[The problem]
Search the listing for the string "translation" and copy every line that contains it.

------ Data records ------

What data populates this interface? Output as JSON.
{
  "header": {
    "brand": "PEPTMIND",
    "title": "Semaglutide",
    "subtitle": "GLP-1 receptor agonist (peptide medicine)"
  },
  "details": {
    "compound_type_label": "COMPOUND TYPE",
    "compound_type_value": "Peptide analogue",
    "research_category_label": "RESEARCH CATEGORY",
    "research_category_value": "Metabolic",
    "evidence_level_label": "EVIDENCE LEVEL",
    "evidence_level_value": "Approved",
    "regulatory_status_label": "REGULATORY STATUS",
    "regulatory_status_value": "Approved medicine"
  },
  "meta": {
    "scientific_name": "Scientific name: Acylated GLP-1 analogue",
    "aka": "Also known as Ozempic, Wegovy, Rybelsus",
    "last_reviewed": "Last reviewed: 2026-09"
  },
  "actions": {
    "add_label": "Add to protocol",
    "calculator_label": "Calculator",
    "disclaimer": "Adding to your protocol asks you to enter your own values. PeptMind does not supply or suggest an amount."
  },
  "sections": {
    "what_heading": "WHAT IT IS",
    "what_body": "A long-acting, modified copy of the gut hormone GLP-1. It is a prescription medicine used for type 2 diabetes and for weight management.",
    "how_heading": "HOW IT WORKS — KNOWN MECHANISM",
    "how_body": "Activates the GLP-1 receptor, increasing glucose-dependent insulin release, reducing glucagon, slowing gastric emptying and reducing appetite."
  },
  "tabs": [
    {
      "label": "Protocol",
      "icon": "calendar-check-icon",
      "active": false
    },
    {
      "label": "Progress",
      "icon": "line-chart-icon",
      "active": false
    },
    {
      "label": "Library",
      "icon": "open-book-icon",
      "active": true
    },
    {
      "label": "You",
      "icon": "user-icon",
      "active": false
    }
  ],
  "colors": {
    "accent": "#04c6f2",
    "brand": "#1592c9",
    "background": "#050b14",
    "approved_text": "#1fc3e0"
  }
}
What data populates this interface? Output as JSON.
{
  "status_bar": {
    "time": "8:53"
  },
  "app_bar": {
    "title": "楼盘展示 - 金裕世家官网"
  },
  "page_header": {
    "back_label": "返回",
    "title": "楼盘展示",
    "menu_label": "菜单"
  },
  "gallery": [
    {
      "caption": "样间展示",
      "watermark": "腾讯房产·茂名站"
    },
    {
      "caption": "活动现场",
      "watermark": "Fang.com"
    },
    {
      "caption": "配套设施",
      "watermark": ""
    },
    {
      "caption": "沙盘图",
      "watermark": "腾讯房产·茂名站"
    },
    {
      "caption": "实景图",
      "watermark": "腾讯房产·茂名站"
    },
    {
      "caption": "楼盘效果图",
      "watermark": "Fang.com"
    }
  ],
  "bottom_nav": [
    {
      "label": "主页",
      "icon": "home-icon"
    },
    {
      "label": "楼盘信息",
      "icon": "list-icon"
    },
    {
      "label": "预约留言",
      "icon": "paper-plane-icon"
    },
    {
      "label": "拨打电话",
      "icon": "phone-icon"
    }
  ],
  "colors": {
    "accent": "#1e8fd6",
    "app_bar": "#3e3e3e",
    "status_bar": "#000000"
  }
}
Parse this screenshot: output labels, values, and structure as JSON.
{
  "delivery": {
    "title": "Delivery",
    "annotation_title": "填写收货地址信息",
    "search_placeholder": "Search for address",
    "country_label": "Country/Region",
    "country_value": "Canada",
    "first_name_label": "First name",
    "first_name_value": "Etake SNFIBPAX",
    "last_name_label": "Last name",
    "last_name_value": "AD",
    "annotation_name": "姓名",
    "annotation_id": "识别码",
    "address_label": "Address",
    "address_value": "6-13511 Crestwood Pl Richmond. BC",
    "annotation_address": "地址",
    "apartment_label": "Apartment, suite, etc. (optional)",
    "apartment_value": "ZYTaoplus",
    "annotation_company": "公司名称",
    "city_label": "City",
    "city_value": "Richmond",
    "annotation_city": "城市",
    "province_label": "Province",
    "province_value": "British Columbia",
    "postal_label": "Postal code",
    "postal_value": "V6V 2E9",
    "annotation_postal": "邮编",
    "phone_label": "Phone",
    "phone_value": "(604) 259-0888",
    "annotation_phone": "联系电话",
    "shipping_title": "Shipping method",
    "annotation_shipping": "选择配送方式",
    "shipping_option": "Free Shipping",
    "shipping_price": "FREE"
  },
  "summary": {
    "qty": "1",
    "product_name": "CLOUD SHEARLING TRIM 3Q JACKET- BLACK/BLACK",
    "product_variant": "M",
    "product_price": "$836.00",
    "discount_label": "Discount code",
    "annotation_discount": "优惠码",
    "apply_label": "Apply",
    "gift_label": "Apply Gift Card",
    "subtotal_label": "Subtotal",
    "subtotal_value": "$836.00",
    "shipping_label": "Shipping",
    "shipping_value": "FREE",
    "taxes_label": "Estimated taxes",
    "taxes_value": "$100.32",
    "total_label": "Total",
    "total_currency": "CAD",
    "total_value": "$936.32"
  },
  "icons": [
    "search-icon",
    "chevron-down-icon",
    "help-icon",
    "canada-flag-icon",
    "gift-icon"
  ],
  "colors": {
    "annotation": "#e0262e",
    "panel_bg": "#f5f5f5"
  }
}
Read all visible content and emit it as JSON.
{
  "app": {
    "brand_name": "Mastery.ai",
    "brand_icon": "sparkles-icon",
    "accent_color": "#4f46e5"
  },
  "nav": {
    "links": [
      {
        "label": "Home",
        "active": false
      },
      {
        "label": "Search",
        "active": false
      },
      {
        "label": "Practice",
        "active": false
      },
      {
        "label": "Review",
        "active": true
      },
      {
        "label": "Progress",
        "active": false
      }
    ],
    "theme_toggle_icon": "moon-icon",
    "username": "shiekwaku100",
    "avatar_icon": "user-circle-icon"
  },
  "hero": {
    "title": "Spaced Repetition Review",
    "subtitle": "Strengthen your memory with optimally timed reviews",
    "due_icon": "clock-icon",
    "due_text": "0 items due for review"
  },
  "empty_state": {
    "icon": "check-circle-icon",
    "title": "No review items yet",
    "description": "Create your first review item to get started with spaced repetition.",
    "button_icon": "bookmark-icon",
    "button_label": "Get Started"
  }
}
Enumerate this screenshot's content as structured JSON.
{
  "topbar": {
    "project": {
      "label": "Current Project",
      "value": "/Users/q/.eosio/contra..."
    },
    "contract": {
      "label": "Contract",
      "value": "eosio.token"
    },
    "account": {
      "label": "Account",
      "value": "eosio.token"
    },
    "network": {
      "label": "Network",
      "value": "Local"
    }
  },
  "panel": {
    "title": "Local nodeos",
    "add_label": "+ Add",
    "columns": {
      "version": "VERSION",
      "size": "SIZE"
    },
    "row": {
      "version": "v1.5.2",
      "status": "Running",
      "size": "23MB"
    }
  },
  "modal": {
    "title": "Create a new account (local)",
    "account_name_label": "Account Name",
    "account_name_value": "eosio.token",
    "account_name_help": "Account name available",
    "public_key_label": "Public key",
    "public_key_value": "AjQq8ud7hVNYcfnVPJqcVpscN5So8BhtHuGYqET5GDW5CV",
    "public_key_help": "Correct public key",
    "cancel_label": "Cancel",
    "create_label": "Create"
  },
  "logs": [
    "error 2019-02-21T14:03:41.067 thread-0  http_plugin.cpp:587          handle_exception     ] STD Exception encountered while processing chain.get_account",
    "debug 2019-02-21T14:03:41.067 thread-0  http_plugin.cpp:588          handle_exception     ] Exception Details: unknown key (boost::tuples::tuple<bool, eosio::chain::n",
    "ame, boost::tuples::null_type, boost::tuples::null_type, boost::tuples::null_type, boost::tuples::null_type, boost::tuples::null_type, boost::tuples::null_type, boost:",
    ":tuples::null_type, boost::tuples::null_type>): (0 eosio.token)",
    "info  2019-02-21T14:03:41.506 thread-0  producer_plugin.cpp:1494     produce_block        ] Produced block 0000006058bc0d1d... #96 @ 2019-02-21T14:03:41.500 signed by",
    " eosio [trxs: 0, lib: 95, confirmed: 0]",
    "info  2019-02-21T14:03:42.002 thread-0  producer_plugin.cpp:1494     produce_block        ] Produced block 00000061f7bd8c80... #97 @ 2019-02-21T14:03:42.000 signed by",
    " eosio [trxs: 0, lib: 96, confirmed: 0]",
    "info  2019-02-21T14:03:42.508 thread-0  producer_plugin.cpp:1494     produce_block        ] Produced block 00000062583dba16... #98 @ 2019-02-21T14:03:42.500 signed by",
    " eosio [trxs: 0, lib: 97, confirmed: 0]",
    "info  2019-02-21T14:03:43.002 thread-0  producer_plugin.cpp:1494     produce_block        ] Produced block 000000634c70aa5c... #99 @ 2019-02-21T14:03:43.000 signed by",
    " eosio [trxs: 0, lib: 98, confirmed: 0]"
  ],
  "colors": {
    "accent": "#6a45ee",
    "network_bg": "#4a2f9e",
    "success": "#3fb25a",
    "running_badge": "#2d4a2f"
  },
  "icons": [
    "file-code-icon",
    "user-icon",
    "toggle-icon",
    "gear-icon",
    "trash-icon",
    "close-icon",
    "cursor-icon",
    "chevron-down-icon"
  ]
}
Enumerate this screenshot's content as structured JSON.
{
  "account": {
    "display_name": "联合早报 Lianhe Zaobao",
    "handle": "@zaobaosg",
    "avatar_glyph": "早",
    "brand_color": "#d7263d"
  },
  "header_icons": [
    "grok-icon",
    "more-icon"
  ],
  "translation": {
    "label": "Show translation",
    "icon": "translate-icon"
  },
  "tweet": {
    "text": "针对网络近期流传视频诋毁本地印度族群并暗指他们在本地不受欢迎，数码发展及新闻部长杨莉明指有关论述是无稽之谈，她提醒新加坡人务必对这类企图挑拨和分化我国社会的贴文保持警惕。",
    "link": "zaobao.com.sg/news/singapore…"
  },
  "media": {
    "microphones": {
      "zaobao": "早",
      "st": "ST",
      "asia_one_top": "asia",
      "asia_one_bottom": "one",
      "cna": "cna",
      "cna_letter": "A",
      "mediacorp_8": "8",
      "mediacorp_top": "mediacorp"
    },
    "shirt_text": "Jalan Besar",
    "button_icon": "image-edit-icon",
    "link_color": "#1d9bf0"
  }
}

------

[The completed task]
  "translation": {
    "label": "Show translation",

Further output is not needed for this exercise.